I am reminded of a reception in Johannesburg to see off the South African contingent for the Commonwealth Games in Bharat in 2010 at which the President of South African Olympic Association observed that when one went to a brother’s home one did not worry about the facilities or the quality of arrangements. He completely brushed aside numerous reports in the media about the lack of preparations and substandard facilities for the Games in Bharat, noting that it was a family matter for them and if something needed to be done they would be standing alongside their Bharateeya brothers. In familial ties, as in dealing with our neighbours, we have to be very careful in not offending the sensitivities of African countries in any manner. We therefore cannot allow even the remotest hint of exploitation to enter the matrix of our relationship with Africa.
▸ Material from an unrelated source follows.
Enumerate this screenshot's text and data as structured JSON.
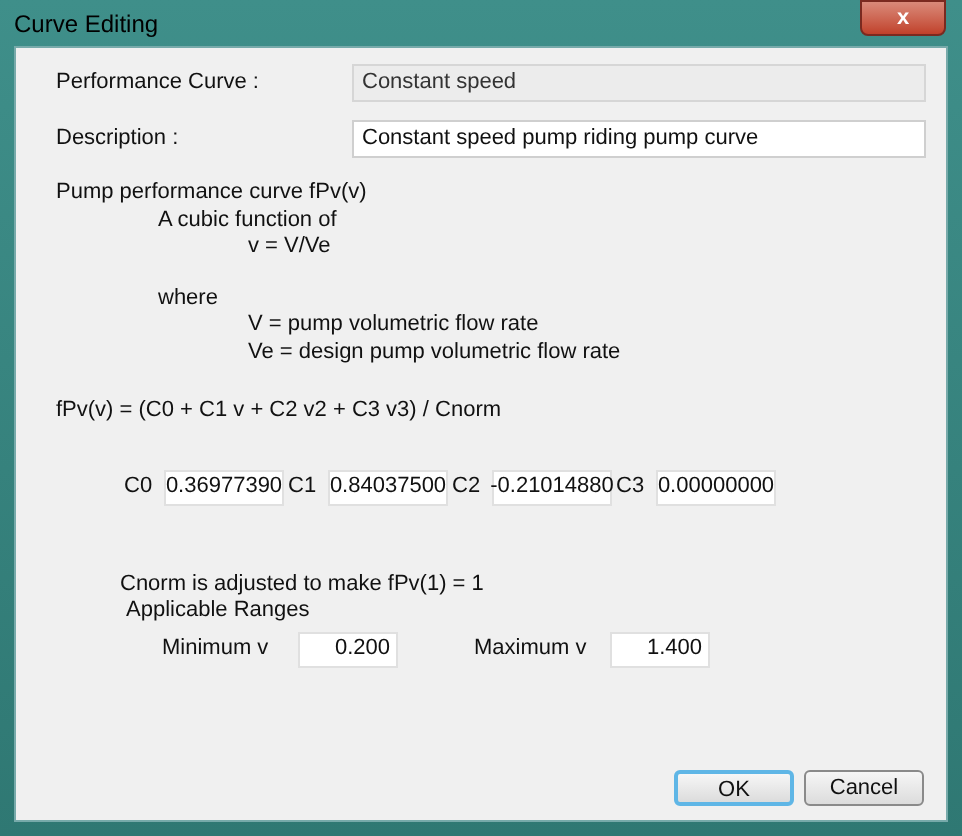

Our historical relations with Africa probably date back to the times of Indus Valley civilisation. Extensive people to people contacts have characterised our relations. These must be nourished further and our government must provide all possible support for closer interaction amongst academics, media persons, artists and our youth. Presence of a large and vibrant Indian Diaspora which numbers close to 3 million can be effectively leveraged in that regard. So far its linkages with Bharat are largely restricted to cultural contacts but there is a strong case for involving the Diaspora in developing economic and trade opportunities.
Our bilateral trade has grown over 30 per cent per annum over the last few years having already reached the US$ 70b mark. Africa accounts for nearly 18 per cent of Bharat’s oil imports and a sizeable part of our total coal imports. It has thus played a crucial part in our search for energy security through diversification of our energy imports. Concomitantly, there has been a robust growth in Bharateeya investments grossing around US$ 50b covering core sectors including telecom, pharmaceuticals, IT, energy and automobiles. This makes enormous business sense since Africa today offers the highest rate of return on investment in the developing world.
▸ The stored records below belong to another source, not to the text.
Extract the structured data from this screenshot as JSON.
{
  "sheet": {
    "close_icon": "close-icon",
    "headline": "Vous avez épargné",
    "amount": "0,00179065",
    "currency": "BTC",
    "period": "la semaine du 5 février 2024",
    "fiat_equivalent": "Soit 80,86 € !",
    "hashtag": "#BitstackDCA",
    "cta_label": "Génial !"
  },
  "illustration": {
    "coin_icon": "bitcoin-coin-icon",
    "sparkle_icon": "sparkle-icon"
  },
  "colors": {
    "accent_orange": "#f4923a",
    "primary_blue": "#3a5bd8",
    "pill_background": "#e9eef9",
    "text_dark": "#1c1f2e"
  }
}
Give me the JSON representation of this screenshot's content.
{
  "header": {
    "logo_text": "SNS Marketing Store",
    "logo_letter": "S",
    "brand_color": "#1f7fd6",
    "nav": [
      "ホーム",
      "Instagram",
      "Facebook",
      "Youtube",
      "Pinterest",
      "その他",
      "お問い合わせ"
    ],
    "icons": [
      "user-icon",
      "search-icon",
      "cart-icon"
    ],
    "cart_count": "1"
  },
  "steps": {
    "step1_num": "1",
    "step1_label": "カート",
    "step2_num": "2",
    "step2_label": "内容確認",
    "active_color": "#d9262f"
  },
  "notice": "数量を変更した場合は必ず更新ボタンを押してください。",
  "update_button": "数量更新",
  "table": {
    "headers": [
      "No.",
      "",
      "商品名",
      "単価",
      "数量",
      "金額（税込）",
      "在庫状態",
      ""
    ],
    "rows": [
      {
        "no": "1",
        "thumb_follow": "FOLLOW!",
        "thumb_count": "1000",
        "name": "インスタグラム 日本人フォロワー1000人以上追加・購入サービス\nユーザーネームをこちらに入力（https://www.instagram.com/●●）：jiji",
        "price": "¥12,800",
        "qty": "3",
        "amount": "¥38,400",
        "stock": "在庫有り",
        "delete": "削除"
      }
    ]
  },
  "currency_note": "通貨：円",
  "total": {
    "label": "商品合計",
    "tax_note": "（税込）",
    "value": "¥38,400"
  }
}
For the economic growth in Africa to remain sustainable, greater emphasis is needed in the manufacturing sector and Bharat could emerge as a trusted partner of Africa for achieving that goal partly because of availability of suitable technologies in Bharat. For inclusive development of the continent, Bharat’s experience in small and medium enterprises sector could be quite relevant. Our business entities are already engaged in several green field projects in Africa, creating jobs and imparting skill transfer, which makes our investments qualitatively better than those from elsewhere. Let us hope that recent Summit would succeed in taking this forward by creating appropriate synergies between our campaign of ‘Make in India’ and the goal of ‘Make in Africa’.
Comparison with China is inevitable although somewhat irrelevant because of our vastly different decision making process and approaches to Africa. It is true that China has been able to secure a very large economic footprint in the continent through a massive injection of funds in the form of soft loans and clever leveraging of its permanent membership of UN Security Council. But there has been growing resentment at “predatory policies” followed by China in securing supplies of strategic minerals including crude oil from Africa likened to “new form of imperialism”. China has also been criticised for large scale import of Chinese labour for undertaking projects and for absence of any skill transfer to local communities. This has created a massive opportunity for Bharat since many African leaders are themselves very anxious to have increased Bharateeya involvement in order to balance China. Holding of India-Africa summit at this juncture therefore has proven to be a very timely initiative.
Amb. Virendra Gupta (The writer is a retired IFS)